Date: Mon May 03 2004 - 07:20:54 CDT
Philippe Verdy wrote,
> From: "D. Starner" <firstname.lastname@example.org>
> > Unicode will not allocate any more codes for characters that can be made
> > precomposed, as it would disrupt normalization.
> But what about characters that may theorically be composed with combining
> sequences, but almost always fail to be represented successfully?
> If such ligature has a distinct semantic from a ligature created by ligaturing
> separate letters for presentation purpose, the character is not a ligature (the
> AE and OE "ligated glyphs" are distinct abstract characters) .
The "gb" combination mentioned in the original post is considered a letter
in the Yoruba alphabet. It is not a ligature, it is a digraph. Likewise,
in the Spanish alphabet, the "ll" combination is considered a letter. It
is also a digraph. Both of these combinations are already handled by ASCII.
(Note that the AE and OE "ligated glyphs" *are* ligatures.)
> The case of dot below however should be handled in fonts by proper glyph
> positioning and probably not by new assigned codepoints, unless this is only one
> possible presentation form for an actual distinct abstract character that may
> have other forms without this separate diacritic (for example if g with dot
> below was only one presentation for an abstract character that may be also
> renderd with a small gamma)....
Yoruba doesn't use any marks with the letter "g". It does use some diacritics
like acute, grave, and macron to indicate tones. It also uses a mark below
the letters "e", "o", and "s" which alter the pronunciation of those letters.
This is where there remains some controversy. One faction prefers the use

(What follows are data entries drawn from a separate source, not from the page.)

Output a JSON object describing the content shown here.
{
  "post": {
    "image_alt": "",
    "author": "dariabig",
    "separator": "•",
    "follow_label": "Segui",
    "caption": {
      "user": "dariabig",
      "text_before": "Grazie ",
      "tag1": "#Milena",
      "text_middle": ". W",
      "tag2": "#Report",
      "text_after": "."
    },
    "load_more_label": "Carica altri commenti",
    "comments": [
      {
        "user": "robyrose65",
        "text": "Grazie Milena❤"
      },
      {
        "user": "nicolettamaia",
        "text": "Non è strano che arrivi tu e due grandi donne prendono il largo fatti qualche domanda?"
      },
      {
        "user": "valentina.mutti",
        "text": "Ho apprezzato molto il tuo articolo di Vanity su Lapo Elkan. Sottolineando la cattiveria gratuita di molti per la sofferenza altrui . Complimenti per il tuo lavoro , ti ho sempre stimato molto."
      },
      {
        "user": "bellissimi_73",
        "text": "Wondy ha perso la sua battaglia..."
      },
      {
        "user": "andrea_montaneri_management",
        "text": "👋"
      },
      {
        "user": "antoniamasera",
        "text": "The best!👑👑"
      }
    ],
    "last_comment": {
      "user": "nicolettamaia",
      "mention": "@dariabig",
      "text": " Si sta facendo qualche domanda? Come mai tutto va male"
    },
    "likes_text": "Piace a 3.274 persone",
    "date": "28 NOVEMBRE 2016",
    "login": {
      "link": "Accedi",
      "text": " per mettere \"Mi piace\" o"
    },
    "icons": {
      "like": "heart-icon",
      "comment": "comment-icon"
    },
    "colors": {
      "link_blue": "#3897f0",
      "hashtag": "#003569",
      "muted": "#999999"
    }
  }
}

of a vertical line below which should attach to the base letter, and the
other faction prefers to use the dot below.
This archive was generated by hypermail 2.1.5 : Fri May 07 2004 - 18:45:25 CDT